Primary, secondary and tertiary autism services
The Care Act guidance breaks preventative services into primary, secondary and tertiary categories and these move from the promotion of more general services which may be purchased by the carer or autistic person, to more focused interventions aimed specifically at particular groups.
Primary prevention promotes wellbeing in the community as a universal service. This includes:
- good quality information
- support for safe communities
- reducing isolation or loneliness
- promoting a healthy lifestyle
- thinking ahead about future support needs.
Secondary prevention promotes more targeted early intervention. This may include:
- help with managing money
- handyman or gardening services
- home adaptations to make independent living more manageable.
Finally, tertiary prevention promotes targeted interventions aimed at improving the lives of people with disability or established health conditions. These may be:
- specific training programmes or reablement services
- respite care for carers
- emotional support or stress management classes.
The focus in recent guidance on diagnosis has an early intervention aspect, as the sooner people are accurately identified as having autism, the sooner appropriate, well-informed support can be provided.

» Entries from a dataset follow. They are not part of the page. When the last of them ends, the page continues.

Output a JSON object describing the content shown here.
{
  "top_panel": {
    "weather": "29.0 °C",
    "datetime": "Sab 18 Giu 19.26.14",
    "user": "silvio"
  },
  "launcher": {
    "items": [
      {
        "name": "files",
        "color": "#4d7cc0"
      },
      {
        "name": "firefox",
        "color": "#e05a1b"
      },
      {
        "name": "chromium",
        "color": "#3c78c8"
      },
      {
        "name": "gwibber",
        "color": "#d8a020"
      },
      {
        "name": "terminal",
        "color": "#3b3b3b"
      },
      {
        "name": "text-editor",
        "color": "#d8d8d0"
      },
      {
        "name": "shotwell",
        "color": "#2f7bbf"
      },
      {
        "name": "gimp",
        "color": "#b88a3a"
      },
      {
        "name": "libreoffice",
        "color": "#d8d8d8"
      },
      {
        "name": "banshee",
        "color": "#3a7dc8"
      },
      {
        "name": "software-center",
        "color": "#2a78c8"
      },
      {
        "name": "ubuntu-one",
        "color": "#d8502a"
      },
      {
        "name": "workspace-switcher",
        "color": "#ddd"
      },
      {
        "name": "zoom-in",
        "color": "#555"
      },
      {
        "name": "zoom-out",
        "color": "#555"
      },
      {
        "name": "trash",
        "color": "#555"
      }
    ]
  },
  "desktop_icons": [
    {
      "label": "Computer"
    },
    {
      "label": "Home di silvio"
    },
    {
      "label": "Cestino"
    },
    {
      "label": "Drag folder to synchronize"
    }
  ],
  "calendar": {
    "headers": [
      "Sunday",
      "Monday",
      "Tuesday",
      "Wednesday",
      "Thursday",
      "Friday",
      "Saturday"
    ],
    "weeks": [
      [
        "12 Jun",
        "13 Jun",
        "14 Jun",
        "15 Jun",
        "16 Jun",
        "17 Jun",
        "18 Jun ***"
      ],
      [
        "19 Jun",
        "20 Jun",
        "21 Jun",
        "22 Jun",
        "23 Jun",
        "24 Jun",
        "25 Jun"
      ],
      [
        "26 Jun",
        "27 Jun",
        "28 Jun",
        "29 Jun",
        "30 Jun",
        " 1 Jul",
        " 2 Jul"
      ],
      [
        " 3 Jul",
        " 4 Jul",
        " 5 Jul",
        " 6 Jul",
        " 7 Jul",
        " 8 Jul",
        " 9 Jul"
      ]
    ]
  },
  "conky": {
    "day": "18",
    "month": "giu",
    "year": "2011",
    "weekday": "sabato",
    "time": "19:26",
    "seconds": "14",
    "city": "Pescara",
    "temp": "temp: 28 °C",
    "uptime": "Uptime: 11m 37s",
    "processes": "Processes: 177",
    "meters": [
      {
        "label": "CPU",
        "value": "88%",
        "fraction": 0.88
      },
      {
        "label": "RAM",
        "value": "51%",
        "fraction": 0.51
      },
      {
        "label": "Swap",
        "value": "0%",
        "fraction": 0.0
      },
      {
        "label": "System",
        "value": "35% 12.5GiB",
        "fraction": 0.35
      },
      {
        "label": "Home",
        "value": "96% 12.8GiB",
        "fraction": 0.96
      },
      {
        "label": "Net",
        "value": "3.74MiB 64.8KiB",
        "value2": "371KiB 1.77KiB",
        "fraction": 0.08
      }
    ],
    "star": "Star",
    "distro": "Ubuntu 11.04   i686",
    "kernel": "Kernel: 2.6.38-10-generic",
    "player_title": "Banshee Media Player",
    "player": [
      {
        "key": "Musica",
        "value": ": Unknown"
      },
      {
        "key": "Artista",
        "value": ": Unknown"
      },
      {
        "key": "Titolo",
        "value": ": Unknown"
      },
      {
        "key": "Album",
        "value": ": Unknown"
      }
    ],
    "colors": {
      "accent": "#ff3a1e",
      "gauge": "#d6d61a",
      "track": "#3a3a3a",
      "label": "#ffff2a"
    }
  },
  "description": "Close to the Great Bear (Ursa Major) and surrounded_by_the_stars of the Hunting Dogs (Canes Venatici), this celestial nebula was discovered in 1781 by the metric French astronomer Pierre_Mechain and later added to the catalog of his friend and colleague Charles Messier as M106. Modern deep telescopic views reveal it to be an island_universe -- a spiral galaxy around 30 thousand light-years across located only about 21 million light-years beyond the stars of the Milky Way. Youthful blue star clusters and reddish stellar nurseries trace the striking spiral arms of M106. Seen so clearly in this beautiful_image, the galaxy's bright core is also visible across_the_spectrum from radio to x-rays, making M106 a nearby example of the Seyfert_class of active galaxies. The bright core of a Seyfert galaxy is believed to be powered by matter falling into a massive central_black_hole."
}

The insistence in ‘Think autism’ that a person receiving a diagnosis of any form of autism must be offered an assessment of need means that people with high-functioning autism or Asperger syndrome have at least overcome one hurdle to getting the support they need, even if they still have to have eligible wellbeing needs under the Care Act 2014. The expectation here that local areas will provide a universal information and advice service  should also mean that people with autism can be pointed in the right direction for accessing help.